**How to complete this task**
Among the lines below, return each one that contains the word "analysis".

**Materials provided**
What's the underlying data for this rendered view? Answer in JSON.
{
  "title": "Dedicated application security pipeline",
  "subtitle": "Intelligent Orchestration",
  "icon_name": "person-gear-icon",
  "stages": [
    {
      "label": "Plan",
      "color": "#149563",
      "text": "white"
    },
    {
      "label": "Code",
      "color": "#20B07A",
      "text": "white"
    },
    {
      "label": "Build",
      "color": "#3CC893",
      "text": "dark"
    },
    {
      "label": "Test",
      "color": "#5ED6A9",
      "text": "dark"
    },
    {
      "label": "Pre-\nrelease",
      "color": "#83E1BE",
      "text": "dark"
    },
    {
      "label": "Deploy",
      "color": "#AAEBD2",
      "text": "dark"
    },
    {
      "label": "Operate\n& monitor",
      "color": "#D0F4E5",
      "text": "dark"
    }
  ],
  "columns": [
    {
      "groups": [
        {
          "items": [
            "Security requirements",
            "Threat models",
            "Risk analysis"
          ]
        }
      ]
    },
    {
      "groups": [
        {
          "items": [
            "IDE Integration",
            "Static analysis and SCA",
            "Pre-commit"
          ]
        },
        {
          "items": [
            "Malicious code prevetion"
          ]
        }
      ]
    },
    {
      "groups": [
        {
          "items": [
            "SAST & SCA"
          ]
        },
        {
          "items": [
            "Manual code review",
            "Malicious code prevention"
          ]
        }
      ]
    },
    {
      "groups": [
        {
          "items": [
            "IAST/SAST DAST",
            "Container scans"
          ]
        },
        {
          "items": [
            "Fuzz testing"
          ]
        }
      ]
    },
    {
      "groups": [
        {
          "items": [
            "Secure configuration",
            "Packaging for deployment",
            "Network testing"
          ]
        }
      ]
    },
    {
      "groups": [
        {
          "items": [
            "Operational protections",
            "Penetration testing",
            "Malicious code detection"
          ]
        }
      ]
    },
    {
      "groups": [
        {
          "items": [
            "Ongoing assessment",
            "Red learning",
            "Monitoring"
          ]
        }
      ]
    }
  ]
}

**Answer for this exercise**
            "Risk analysis"
            "Static analysis and SCA",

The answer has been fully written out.